ISE-SHIMA, Japan – German Chancellor Angela Merkel said Thursday, May 26, that the Group of Seven (G7) has no plan to withdraw sanctions slapped on Russia over its involvement in the conflict in eastern Ukraine.
Her comments came on the sidelines of G7 summit talks in Japan, ahead of a formal communique from the club of rich nations due Friday.
"For me it's too early to give the all clear," Merkel told reporters in response to questions, adding that an earlier pro-sanction policy would remain in place.
"There is no change of position to be expected" from the G7, she said.
Earlier Thursday, European Council President Donald Tusk added his voice to the issue, saying the G7 needed to take a "clear and tough stance" on Russia for its moves in Ukraine – as well as China for its controversial claims in the South China Sea.
"The test of our credibility at the G7 is our ability to defend the common values that we share," he told reporters at the Japan talks.
"This test will only pass if we take a clear and tough stance on every topic of our discussions here."
Last year, the group of top industrialised nations – which expelled Russia in 2014 – warned Moscow it would face increased sanctions for its "aggression" in Ukraine.
Ukraine and its Western allies believe Russia annexed Crimea from Ukraine in March 2014 and fomented an insurgency in the country's east in order to keep a grip over its former Soviet neighbour and prevent it from seeking membership of the EU and the NATO military alliance.
The 2015 peace accords signed in the Belarussian capital Minsk call for a ceasefire along with a range of political, economic and social measures to end the conflict that has claimed more than 9,300 lives.
The European Union imposed its own sanctions targeting Russia's banks, oil and defence sectors after Malaysia Airlines flight MH17 was shot down over rebel-held eastern Ukraine in 2014.
The EU first imposed asset freezes and travel bans on leading rebel and Russian figures after Moscow's annexation of Crimea in March of that year, and has expanded the sanctions as the conflict spread into eastern Ukraine.
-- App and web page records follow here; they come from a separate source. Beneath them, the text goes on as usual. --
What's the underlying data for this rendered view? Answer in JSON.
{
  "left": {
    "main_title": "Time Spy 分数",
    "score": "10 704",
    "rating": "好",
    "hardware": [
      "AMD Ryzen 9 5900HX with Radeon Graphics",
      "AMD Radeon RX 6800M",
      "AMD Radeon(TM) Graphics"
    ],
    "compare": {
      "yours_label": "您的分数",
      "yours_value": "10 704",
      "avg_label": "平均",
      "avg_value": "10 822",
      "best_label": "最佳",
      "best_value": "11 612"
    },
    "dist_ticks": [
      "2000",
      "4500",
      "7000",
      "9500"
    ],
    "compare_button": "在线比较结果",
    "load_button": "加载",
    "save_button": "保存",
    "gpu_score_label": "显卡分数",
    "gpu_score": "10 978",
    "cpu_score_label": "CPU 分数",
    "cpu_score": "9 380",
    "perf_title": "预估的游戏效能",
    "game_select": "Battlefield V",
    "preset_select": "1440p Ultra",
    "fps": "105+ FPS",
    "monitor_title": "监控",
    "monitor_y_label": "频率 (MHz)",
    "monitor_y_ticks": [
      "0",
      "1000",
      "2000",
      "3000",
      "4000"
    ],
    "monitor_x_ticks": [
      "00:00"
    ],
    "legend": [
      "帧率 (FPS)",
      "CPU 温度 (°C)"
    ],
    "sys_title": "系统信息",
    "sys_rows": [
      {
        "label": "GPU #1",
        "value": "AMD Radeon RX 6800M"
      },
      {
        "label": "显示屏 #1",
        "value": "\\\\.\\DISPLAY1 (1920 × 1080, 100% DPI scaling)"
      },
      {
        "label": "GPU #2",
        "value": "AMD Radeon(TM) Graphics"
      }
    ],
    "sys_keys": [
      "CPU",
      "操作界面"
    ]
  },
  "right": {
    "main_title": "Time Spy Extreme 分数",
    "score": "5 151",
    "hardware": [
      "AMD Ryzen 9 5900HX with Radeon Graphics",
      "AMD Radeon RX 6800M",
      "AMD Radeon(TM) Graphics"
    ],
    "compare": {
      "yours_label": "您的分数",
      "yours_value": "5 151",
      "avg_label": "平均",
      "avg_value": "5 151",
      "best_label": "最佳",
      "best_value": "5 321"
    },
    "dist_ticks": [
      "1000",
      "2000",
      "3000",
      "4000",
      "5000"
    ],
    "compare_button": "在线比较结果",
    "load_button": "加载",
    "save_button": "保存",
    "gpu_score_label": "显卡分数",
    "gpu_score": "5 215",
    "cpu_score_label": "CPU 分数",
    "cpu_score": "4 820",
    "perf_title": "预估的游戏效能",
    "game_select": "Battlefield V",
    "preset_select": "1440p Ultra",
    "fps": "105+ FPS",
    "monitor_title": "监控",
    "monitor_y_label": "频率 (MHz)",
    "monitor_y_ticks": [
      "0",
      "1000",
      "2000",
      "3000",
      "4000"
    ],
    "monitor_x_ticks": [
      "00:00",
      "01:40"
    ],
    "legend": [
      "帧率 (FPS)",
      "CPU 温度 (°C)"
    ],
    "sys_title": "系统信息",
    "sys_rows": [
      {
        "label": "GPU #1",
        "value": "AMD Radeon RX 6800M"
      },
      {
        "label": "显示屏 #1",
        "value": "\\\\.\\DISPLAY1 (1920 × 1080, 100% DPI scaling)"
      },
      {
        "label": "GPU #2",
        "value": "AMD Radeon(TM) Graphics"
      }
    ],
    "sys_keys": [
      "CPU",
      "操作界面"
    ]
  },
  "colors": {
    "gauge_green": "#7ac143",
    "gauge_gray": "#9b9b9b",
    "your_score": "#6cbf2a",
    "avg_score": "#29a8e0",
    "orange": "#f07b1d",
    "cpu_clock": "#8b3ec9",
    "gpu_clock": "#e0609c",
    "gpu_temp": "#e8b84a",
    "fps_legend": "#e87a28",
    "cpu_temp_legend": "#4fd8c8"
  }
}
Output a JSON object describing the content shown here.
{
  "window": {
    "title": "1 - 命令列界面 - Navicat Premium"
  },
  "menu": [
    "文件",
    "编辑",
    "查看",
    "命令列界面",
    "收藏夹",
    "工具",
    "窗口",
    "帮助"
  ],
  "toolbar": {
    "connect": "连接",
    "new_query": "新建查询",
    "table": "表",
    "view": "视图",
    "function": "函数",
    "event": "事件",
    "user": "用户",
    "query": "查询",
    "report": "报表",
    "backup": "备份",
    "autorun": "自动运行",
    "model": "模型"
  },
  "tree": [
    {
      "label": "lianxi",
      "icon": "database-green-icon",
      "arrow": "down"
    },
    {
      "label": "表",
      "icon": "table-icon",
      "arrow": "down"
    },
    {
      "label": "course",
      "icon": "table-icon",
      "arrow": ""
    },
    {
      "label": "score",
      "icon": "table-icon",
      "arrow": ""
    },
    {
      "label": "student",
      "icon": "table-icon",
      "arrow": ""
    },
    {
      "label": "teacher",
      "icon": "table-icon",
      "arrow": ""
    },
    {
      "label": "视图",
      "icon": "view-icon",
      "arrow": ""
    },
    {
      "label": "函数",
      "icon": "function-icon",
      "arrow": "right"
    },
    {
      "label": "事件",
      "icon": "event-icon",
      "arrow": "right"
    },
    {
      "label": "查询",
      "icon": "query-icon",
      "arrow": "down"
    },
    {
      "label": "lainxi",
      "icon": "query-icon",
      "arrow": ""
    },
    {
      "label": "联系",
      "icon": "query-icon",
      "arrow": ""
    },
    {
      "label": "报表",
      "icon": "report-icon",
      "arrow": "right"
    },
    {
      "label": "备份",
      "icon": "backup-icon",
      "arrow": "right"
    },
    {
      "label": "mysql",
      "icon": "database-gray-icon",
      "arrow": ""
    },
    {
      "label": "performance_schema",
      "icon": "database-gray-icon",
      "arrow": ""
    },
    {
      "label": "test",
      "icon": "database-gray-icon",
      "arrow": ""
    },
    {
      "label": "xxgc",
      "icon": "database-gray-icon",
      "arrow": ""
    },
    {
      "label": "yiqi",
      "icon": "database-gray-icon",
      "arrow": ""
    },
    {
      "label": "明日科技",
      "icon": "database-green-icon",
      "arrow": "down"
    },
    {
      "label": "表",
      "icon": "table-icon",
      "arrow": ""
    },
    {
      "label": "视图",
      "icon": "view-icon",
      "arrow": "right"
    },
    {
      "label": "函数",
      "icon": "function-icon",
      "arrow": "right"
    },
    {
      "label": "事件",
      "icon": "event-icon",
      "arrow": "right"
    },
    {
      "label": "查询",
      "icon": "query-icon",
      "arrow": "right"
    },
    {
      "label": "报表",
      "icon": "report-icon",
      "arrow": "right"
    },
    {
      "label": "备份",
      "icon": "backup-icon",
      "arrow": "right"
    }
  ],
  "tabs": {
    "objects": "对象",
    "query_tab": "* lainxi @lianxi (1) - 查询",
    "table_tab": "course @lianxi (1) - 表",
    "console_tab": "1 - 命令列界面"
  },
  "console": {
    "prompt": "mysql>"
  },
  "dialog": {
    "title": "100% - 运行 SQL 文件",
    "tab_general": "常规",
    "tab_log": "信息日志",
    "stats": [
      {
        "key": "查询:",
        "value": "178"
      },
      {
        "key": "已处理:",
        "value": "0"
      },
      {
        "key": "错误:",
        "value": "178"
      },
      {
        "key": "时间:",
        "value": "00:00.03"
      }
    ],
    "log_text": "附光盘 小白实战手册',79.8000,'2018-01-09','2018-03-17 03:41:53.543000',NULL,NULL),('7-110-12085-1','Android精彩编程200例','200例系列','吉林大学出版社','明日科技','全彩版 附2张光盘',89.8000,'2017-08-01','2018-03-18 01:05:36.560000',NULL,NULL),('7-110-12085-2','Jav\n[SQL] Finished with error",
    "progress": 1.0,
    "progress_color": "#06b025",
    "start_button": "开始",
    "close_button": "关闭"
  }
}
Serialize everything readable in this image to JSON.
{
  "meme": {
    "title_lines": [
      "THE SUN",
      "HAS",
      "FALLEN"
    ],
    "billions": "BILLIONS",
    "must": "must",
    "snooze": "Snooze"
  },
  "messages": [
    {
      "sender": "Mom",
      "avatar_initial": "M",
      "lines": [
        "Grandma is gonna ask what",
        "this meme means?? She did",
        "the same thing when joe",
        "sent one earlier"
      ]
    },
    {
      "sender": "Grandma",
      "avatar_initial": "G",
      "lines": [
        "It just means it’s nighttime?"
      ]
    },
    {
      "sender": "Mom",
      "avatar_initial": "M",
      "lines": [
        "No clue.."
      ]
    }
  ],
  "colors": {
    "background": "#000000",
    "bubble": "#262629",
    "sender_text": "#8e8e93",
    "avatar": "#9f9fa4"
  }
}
The decision to impose full-blown economic sector sanctions was much more controversial and painful, with the move being particularly hard on certain European countries such as Italy and Germany, which have particularly important trade and political ties with Moscow. – Rappler.com